EXERCISE INSTRUCTIONS:
Your answer should hold the data exactly as given, minus any picture.

Stored items:
= = =
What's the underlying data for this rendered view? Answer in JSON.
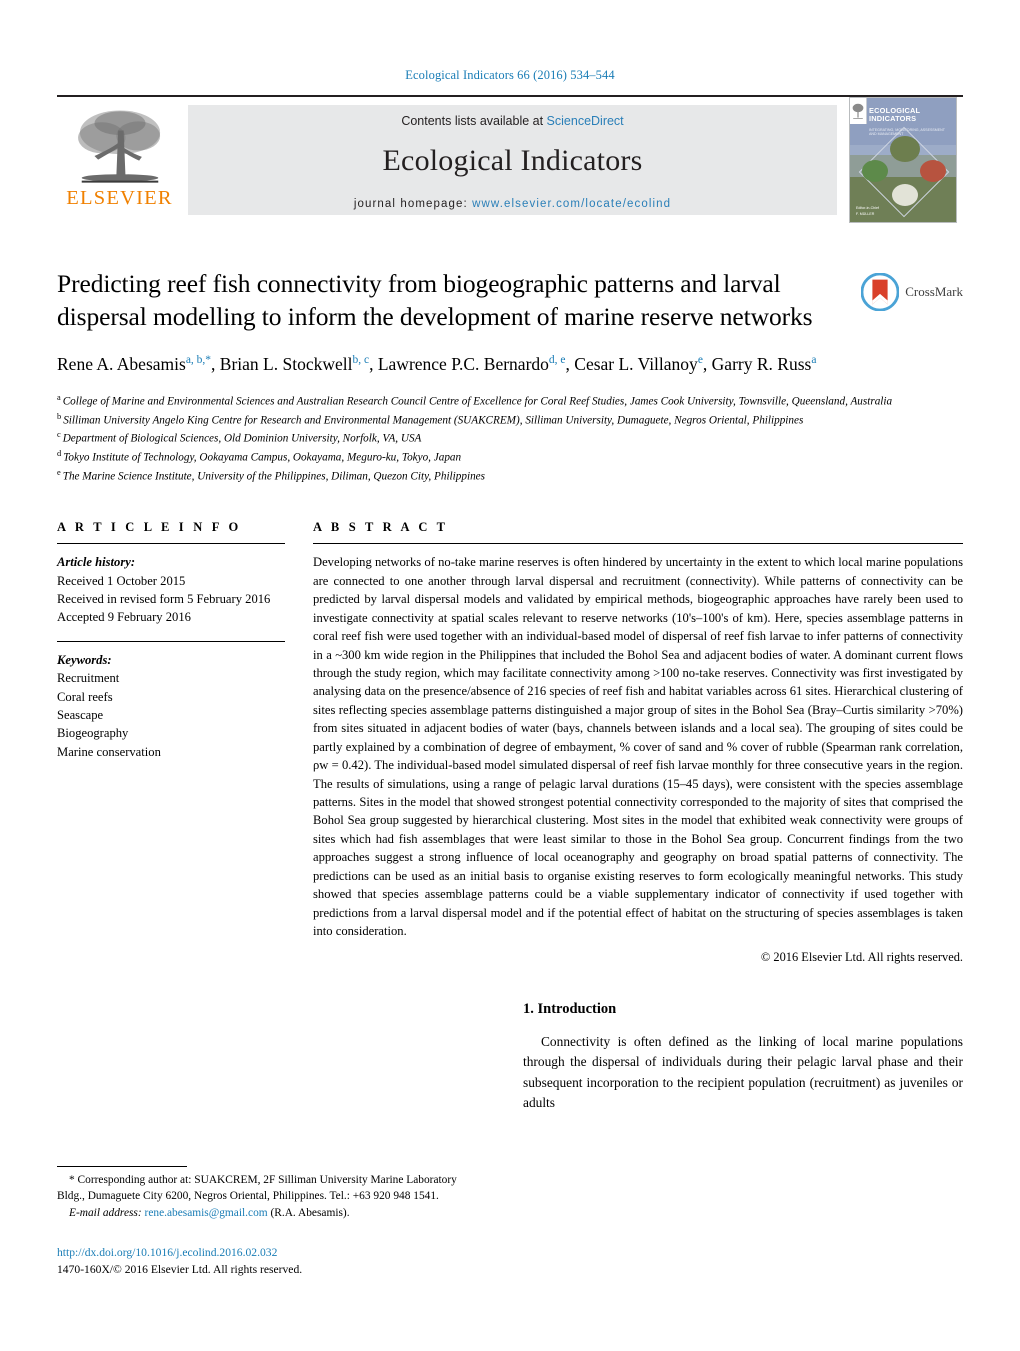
{
  "running_head": "Ecological Indicators 66 (2016) 534–544",
  "masthead": {
    "publisher_name": "ELSEVIER",
    "contents_prefix": "Contents lists available at ",
    "contents_link": "ScienceDirect",
    "journal_name": "Ecological Indicators",
    "homepage_prefix": "journal homepage: ",
    "homepage_url": "www.elsevier.com/locate/ecolind",
    "cover": {
      "title_line1": "ECOLOGICAL",
      "title_line2": "INDICATORS",
      "subtitle": "INTEGRATING, MONITORING, ASSESSMENT AND MANAGEMENT",
      "footer_line1": "Editor-in-Chief",
      "footer_line2": "F. MÜLLER"
    }
  },
  "article": {
    "title": "Predicting reef fish connectivity from biogeographic patterns and larval dispersal modelling to inform the development of marine reserve networks",
    "crossmark_label": "CrossMark",
    "authors": [
      {
        "name": "Rene A. Abesamis",
        "marks": "a, b,",
        "star": "*",
        "sep": ", "
      },
      {
        "name": "Brian L. Stockwell",
        "marks": "b, c",
        "star": "",
        "sep": ", "
      },
      {
        "name": "Lawrence P.C. Bernardo",
        "marks": "d, e",
        "star": "",
        "sep": ", "
      },
      {
        "name": "Cesar L. Villanoy",
        "marks": "e",
        "star": "",
        "sep": ", "
      },
      {
        "name": "Garry R. Russ",
        "marks": "a",
        "star": "",
        "sep": ""
      }
    ],
    "affiliations": [
      {
        "mark": "a",
        "text": "College of Marine and Environmental Sciences and Australian Research Council Centre of Excellence for Coral Reef Studies, James Cook University, Townsville, Queensland, Australia"
      },
      {
        "mark": "b",
        "text": "Silliman University Angelo King Centre for Research and Environmental Management (SUAKCREM), Silliman University, Dumaguete, Negros Oriental, Philippines"
      },
      {
        "mark": "c",
        "text": "Department of Biological Sciences, Old Dominion University, Norfolk, VA, USA"
      },
      {
        "mark": "d",
        "text": "Tokyo Institute of Technology, Ookayama Campus, Ookayama, Meguro-ku, Tokyo, Japan"
      },
      {
        "mark": "e",
        "text": "The Marine Science Institute, University of the Philippines, Diliman, Quezon City, Philippines"
      }
    ]
  },
  "article_info": {
    "heading": "A R T I C L E    I N F O",
    "history_label": "Article history:",
    "history": [
      "Received 1 October 2015",
      "Received in revised form 5 February 2016",
      "Accepted 9 February 2016"
    ],
    "keywords_label": "Keywords:",
    "keywords": [
      "Recruitment",
      "Coral reefs",
      "Seascape",
      "Biogeography",
      "Marine conservation"
    ]
  },
  "abstract": {
    "heading": "A B S T R A C T",
    "body": "Developing networks of no-take marine reserves is often hindered by uncertainty in the extent to which local marine populations are connected to one another through larval dispersal and recruitment (connectivity). While patterns of connectivity can be predicted by larval dispersal models and validated by empirical methods, biogeographic approaches have rarely been used to investigate connectivity at spatial scales relevant to reserve networks (10's–100's of km). Here, species assemblage patterns in coral reef fish were used together with an individual-based model of dispersal of reef fish larvae to infer patterns of connectivity in a ~300 km wide region in the Philippines that included the Bohol Sea and adjacent bodies of water. A dominant current flows through the study region, which may facilitate connectivity among >100 no-take reserves. Connectivity was first investigated by analysing data on the presence/absence of 216 species of reef fish and habitat variables across 61 sites. Hierarchical clustering of sites reflecting species assemblage patterns distinguished a major group of sites in the Bohol Sea (Bray–Curtis similarity >70%) from sites situated in adjacent bodies of water (bays, channels between islands and a local sea). The grouping of sites could be partly explained by a combination of degree of embayment, % cover of sand and % cover of rubble (Spearman rank correlation, ρw = 0.42). The individual-based model simulated dispersal of reef fish larvae monthly for three consecutive years in the region. The results of simulations, using a range of pelagic larval durations (15–45 days), were consistent with the species assemblage patterns. Sites in the model that showed strongest potential connectivity corresponded to the majority of sites that comprised the Bohol Sea group suggested by hierarchical clustering. Most sites in the model that exhibited weak connectivity were groups of sites which had fish assemblages that were least similar to those in the Bohol Sea group. Concurrent findings from the two approaches suggest a strong influence of local oceanography and geography on broad spatial patterns of connectivity. The predictions can be used as an initial basis to organise existing reserves to form ecologically meaningful networks. This study showed that species assemblage patterns could be a viable supplementary indicator of connectivity if used together with predictions from a larval dispersal model and if the potential effect of habitat on the structuring of species assemblages is taken into consideration.",
    "copyright": "© 2016 Elsevier Ltd. All rights reserved."
  },
  "introduction": {
    "heading": "1. Introduction",
    "paragraph": "Connectivity is often defined as the linking of local marine populations through the dispersal of individuals during their pelagic larval phase and their subsequent incorporation to the recipient population (recruitment) as juveniles or adults"
  },
  "footnote": {
    "line1": "* Corresponding author at: SUAKCREM, 2F Silliman University Marine Laboratory",
    "line2": "Bldg., Dumaguete City 6200, Negros Oriental, Philippines. Tel.: +63 920 948 1541.",
    "email_label": "E-mail address:",
    "email": "rene.abesamis@gmail.com",
    "email_suffix": " (R.A. Abesamis)."
  },
  "footer": {
    "doi": "http://dx.doi.org/10.1016/j.ecolind.2016.02.032",
    "issn": "1470-160X/© 2016 Elsevier Ltd. All rights reserved."
  },
  "colors": {
    "link_blue": "#1a7db6",
    "elsevier_orange": "#f08000",
    "masthead_grey": "#e7e8e9"
  }
}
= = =
REPLY TO THE TASK:
What's the underlying data for this rendered view? Answer in JSON.
{
  "running_head": "Ecological Indicators 66 (2016) 534–544",
  "masthead": {
    "publisher_name": "ELSEVIER",
    "contents_prefix": "Contents lists available at ",
    "contents_link": "ScienceDirect",
    "journal_name": "Ecological Indicators",
    "homepage_prefix": "journal homepage: ",
    "homepage_url": "www.elsevier.com/locate/ecolind",
    "cover": {
      "title_line1": "ECOLOGICAL",
      "title_line2": "INDICATORS",
      "subtitle": "INTEGRATING, MONITORING, ASSESSMENT AND MANAGEMENT",
      "footer_line1": "Editor-in-Chief",
      "footer_line2": "F. MÜLLER"
    }
  },
  "article": {
    "title": "Predicting reef fish connectivity from biogeographic patterns and larval dispersal modelling to inform the development of marine reserve networks",
    "crossmark_label": "CrossMark",
    "authors": [
      {
        "name": "Rene A. Abesamis",
        "marks": "a, b,",
        "star": "*",
        "sep": ", "
      },
      {
        "name": "Brian L. Stockwell",
        "marks": "b, c",
        "star": "",
        "sep": ", "
      },
      {
        "name": "Lawrence P.C. Bernardo",
        "marks": "d, e",
        "star": "",
        "sep": ", "
      },
      {
        "name": "Cesar L. Villanoy",
        "marks": "e",
        "star": "",
        "sep": ", "
      },
      {
        "name": "Garry R. Russ",
        "marks": "a",
        "star": "",
        "sep": ""
      }
    ],
    "affiliations": [
      {
        "mark": "a",
        "text": "College of Marine and Environmental Sciences and Australian Research Council Centre of Excellence for Coral Reef Studies, James Cook University, Townsville, Queensland, Australia"
      },
      {
        "mark": "b",
        "text": "Silliman University Angelo King Centre for Research and Environmental Management (SUAKCREM), Silliman University, Dumaguete, Negros Oriental, Philippines"
      },
      {
        "mark": "c",
        "text": "Department of Biological Sciences, Old Dominion University, Norfolk, VA, USA"
      },
      {
        "mark": "d",
        "text": "Tokyo Institute of Technology, Ookayama Campus, Ookayama, Meguro-ku, Tokyo, Japan"
      },
      {
        "mark": "e",
        "text": "The Marine Science Institute, University of the Philippines, Diliman, Quezon City, Philippines"
      }
    ]
  },
  "article_info": {
    "heading": "A R T I C L E    I N F O",
    "history_label": "Article history:",
    "history": [
      "Received 1 October 2015",
      "Received in revised form 5 February 2016",
      "Accepted 9 February 2016"
    ],
    "keywords_label": "Keywords:",
    "keywords": [
      "Recruitment",
      "Coral reefs",
      "Seascape",
      "Biogeography",
      "Marine conservation"
    ]
  },
  "abstract": {
    "heading": "A B S T R A C T",
    "body": "Developing networks of no-take marine reserves is often hindered by uncertainty in the extent to which local marine populations are connected to one another through larval dispersal and recruitment (connectivity). While patterns of connectivity can be predicted by larval dispersal models and validated by empirical methods, biogeographic approaches have rarely been used to investigate connectivity at spatial scales relevant to reserve networks (10's–100's of km). Here, species assemblage patterns in coral reef fish were used together with an individual-based model of dispersal of reef fish larvae to infer patterns of connectivity in a ~300 km wide region in the Philippines that included the Bohol Sea and adjacent bodies of water. A dominant current flows through the study region, which may facilitate connectivity among >100 no-take reserves. Connectivity was first investigated by analysing data on the presence/absence of 216 species of reef fish and habitat variables across 61 sites. Hierarchical clustering of sites reflecting species assemblage patterns distinguished a major group of sites in the Bohol Sea (Bray–Curtis similarity >70%) from sites situated in adjacent bodies of water (bays, channels between islands and a local sea). The grouping of sites could be partly explained by a combination of degree of embayment, % cover of sand and % cover of rubble (Spearman rank correlation, ρw = 0.42). The individual-based model simulated dispersal of reef fish larvae monthly for three consecutive years in the region. The results of simulations, using a range of pelagic larval durations (15–45 days), were consistent with the species assemblage patterns. Sites in the model that showed strongest potential connectivity corresponded to the majority of sites that comprised the Bohol Sea group suggested by hierarchical clustering. Most sites in the model that exhibited weak connectivity were groups of sites which had fish assemblages that were least similar to those in the Bohol Sea group. Concurrent findings from the two approaches suggest a strong influence of local oceanography and geography on broad spatial patterns of connectivity. The predictions can be used as an initial basis to organise existing reserves to form ecologically meaningful networks. This study showed that species assemblage patterns could be a viable supplementary indicator of connectivity if used together with predictions from a larval dispersal model and if the potential effect of habitat on the structuring of species assemblages is taken into consideration.",
    "copyright": "© 2016 Elsevier Ltd. All rights reserved."
  },
  "introduction": {
    "heading": "1. Introduction",
    "paragraph": "Connectivity is often defined as the linking of local marine populations through the dispersal of individuals during their pelagic larval phase and their subsequent incorporation to the recipient population (recruitment) as juveniles or adults"
  },
  "footnote": {
    "line1": "* Corresponding author at: SUAKCREM, 2F Silliman University Marine Laboratory",
    "line2": "Bldg., Dumaguete City 6200, Negros Oriental, Philippines. Tel.: +63 920 948 1541.",
    "email_label": "E-mail address:",
    "email": "rene.abesamis@gmail.com",
    "email_suffix": " (R.A. Abesamis)."
  },
  "footer": {
    "doi": "http://dx.doi.org/10.1016/j.ecolind.2016.02.032",
    "issn": "1470-160X/© 2016 Elsevier Ltd. All rights reserved."
  },
  "colors": {
    "link_blue": "#1a7db6",
    "elsevier_orange": "#f08000",
    "masthead_grey": "#e7e8e9"
  }
}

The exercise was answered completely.